Their head coach, Keith Gilbertson, fought the distractions left by the shenanigans of preceding coach Rick Neuheisel, but in the end, even he admitted that the task of putting the turmoil in the rearview mirror was easier said than done. After all, Gilbertson was named head coach mere weeks before the 2003-04 season started.
“It was a huge period of adjustment,” Gilbertson said. “The transition was not easy. It was hard for a lot of people.”
One year removed, Gilbertson still is faced with a lot of questions as Washington begins fall camp. Freshmen report Thursday. The squad will be together for two-a-day practices at The Evergreen State College in Olympia starting Monday for five days with the hope of hashing out a few answers before the season opener against Fresno State Sept. 5.
Foremost is the quarterback issue. Although Casey Paus is the likely No. 1 guy when camp starts, he didn’t overwhelm his competition, Isaiah Stanback and Carl Bonnell.
It’s likely that Gilbertson will use more than one signal-caller. While Paus is the traditional, big, pocket passer, Stanback is a great athlete who can run the option. Bonnell is one who can do both.
“In my career, I’ve used more than one quarterback,” he said. “I have no problem doing that. I think it helps to get more than one guy involved.”
Whoever takes Pickett’s place will have Charles Frederick as his primary receiver. Frederick, who caught 59 passes for 831 yards and five TDs last season, heads a young group that got thrown into the fire and may benefit. Corey Williams and Quentin Daniels, both second-year sophomores, figure to fight it out at split end. Sonny Shackelford and Bobby Whithorne also saw action last season as true freshmen.
Tight end is a question. Joe Toledo figures to be the starter, but he has been hampered much of his career with injuries. Jon Lyon and Ben Bandel both have played, leading to the possibility that the position will be played by committee.
Offensive line is a question, especially in its depth. Beyond Barnes and guard Clay Walker, there’s little experience. Gone are Nick Newton and Todd Bachert. Dan Dicks had to retire because of bad knees. Tusi Sa’au missed much of last year and all of spring because of back problems.
On defense, the line is young and unproven, but must produce a better pass rush than it did last year.
The linebackers include converted safety Evan Benjamin, a hard hitter and great athlete, but typifies a young, inexperienced group.
The backfield may be the most solid aspect of the team. Corner Derrick Johnson was a second-team all-conference selection and safety Jimmy Newell is a very good leader who rolled up 84 tackles and three interceptions.
Sophomore C.J. Wallace, a fearsome hitter, may be the guy at strong safety. The other cornerback will be senior Sam Cunningham.
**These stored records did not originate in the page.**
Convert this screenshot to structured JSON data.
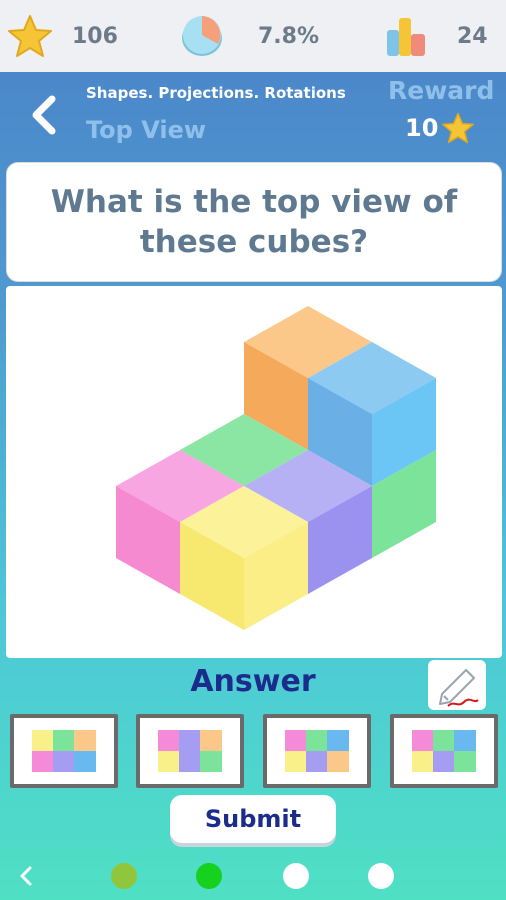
{
  "stats": {
    "stars": "106",
    "percent": "7.8%",
    "level": "24"
  },
  "header": {
    "back_icon": "chevron-left-icon",
    "breadcrumb": "Shapes. Projections. Rotations",
    "title": "Top View",
    "reward_label": "Reward",
    "reward_amount": "10"
  },
  "question": {
    "text": "What is the top view of these cubes?"
  },
  "answer": {
    "label": "Answer",
    "options": [
      "option-1",
      "option-2",
      "option-3",
      "option-4"
    ]
  },
  "submit_label": "Submit",
  "progress": {
    "dots": [
      "olive",
      "green",
      "white",
      "white"
    ]
  },
  "colors": {
    "orange": "#f5a95b",
    "blue": "#6ab8f0",
    "green": "#7be39a",
    "pink": "#f58ad8",
    "purple": "#a49df2",
    "yellow": "#faf08a",
    "star": "#f5c535",
    "dot_olive": "#8fc63b",
    "dot_green": "#16d11e",
    "navy": "#1c2c8c"
  }
}
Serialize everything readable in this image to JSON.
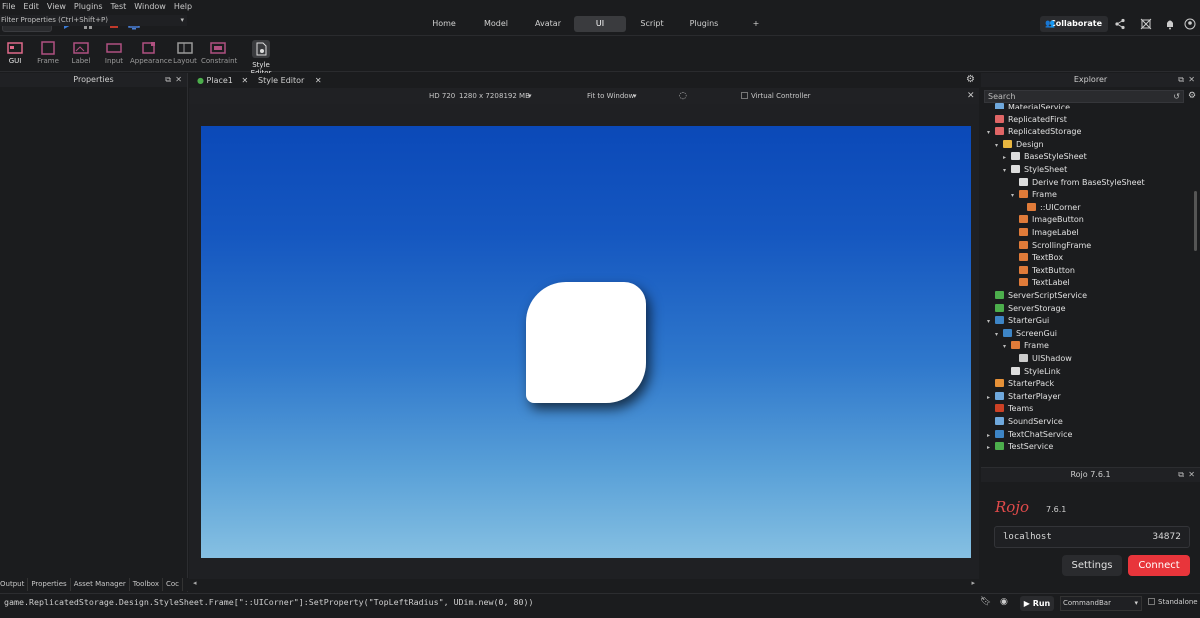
{
  "menu": [
    "File",
    "Edit",
    "View",
    "Plugins",
    "Test",
    "Window",
    "Help"
  ],
  "mode_select": "Test",
  "tabs": [
    "Home",
    "Model",
    "Avatar",
    "UI",
    "Script",
    "Plugins",
    "+"
  ],
  "active_tab": "UI",
  "collaborate_label": "Collaborate",
  "ribbon": [
    "GUI",
    "Frame",
    "Label",
    "Input",
    "Appearance",
    "Layout",
    "Constraint",
    "Style Editor"
  ],
  "properties": {
    "title": "Properties",
    "filter_placeholder": "Filter Properties (Ctrl+Shift+P)"
  },
  "bottom_tabs": [
    "Output",
    "Properties",
    "Asset Manager",
    "Toolbox",
    "Coc"
  ],
  "doc_tabs": [
    "Place1",
    "Style Editor"
  ],
  "view_bar": {
    "device": "HD 720",
    "resolution": "1280 x 720",
    "memory": "8192 MB",
    "fit": "Fit to Window",
    "virtual_controller": "Virtual Controller"
  },
  "explorer": {
    "title": "Explorer",
    "search_placeholder": "Search",
    "items": [
      {
        "label": "MaterialService",
        "depth": 1,
        "arrow": "",
        "color": "#6fa8dc"
      },
      {
        "label": "ReplicatedFirst",
        "depth": 1,
        "arrow": "",
        "color": "#e06666"
      },
      {
        "label": "ReplicatedStorage",
        "depth": 1,
        "arrow": "▾",
        "color": "#e06666"
      },
      {
        "label": "Design",
        "depth": 2,
        "arrow": "▾",
        "color": "#e8b640"
      },
      {
        "label": "BaseStyleSheet",
        "depth": 3,
        "arrow": "▸",
        "color": "#dddddd"
      },
      {
        "label": "StyleSheet",
        "depth": 3,
        "arrow": "▾",
        "color": "#dddddd"
      },
      {
        "label": "Derive from BaseStyleSheet",
        "depth": 4,
        "arrow": "",
        "color": "#dddddd"
      },
      {
        "label": "Frame",
        "depth": 4,
        "arrow": "▾",
        "color": "#e07b39"
      },
      {
        "label": "::UICorner",
        "depth": 5,
        "arrow": "",
        "color": "#e07b39"
      },
      {
        "label": "ImageButton",
        "depth": 4,
        "arrow": "",
        "color": "#e07b39"
      },
      {
        "label": "ImageLabel",
        "depth": 4,
        "arrow": "",
        "color": "#e07b39"
      },
      {
        "label": "ScrollingFrame",
        "depth": 4,
        "arrow": "",
        "color": "#e07b39"
      },
      {
        "label": "TextBox",
        "depth": 4,
        "arrow": "",
        "color": "#e07b39"
      },
      {
        "label": "TextButton",
        "depth": 4,
        "arrow": "",
        "color": "#e07b39"
      },
      {
        "label": "TextLabel",
        "depth": 4,
        "arrow": "",
        "color": "#e07b39"
      },
      {
        "label": "ServerScriptService",
        "depth": 1,
        "arrow": "",
        "color": "#4cae4c"
      },
      {
        "label": "ServerStorage",
        "depth": 1,
        "arrow": "",
        "color": "#4cae4c"
      },
      {
        "label": "StarterGui",
        "depth": 1,
        "arrow": "▾",
        "color": "#3d85c6"
      },
      {
        "label": "ScreenGui",
        "depth": 2,
        "arrow": "▾",
        "color": "#3d85c6"
      },
      {
        "label": "Frame",
        "depth": 3,
        "arrow": "▾",
        "color": "#e07b39"
      },
      {
        "label": "UIShadow",
        "depth": 4,
        "arrow": "",
        "color": "#cccccc"
      },
      {
        "label": "StyleLink",
        "depth": 3,
        "arrow": "",
        "color": "#dddddd"
      },
      {
        "label": "StarterPack",
        "depth": 1,
        "arrow": "",
        "color": "#e69138"
      },
      {
        "label": "StarterPlayer",
        "depth": 1,
        "arrow": "▸",
        "color": "#6fa8dc"
      },
      {
        "label": "Teams",
        "depth": 1,
        "arrow": "",
        "color": "#cc4125"
      },
      {
        "label": "SoundService",
        "depth": 1,
        "arrow": "",
        "color": "#6fa8dc"
      },
      {
        "label": "TextChatService",
        "depth": 1,
        "arrow": "▸",
        "color": "#3d85c6"
      },
      {
        "label": "TestService",
        "depth": 1,
        "arrow": "▸",
        "color": "#4cae4c"
      }
    ]
  },
  "rojo": {
    "title": "Rojo 7.6.1",
    "logo": "Rojo",
    "version": "7.6.1",
    "host": "localhost",
    "port": "34872",
    "settings_label": "Settings",
    "connect_label": "Connect"
  },
  "command_bar": {
    "text": "game.ReplicatedStorage.Design.StyleSheet.Frame[\"::UICorner\"]:SetProperty(\"TopLeftRadius\", UDim.new(0, 80))",
    "run_label": "Run",
    "dropdown": "CommandBar",
    "standalone": "Standalone"
  },
  "colors": {
    "accent": "#e8353b",
    "canvas_top": "#0b49b8",
    "canvas_bottom": "#86c0e2"
  }
}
“We don’t have a lot of veteran players,” Gilbertson said, “but we like how athletic they are.”
He was talking about his defense, but he could have been talking about the team in general.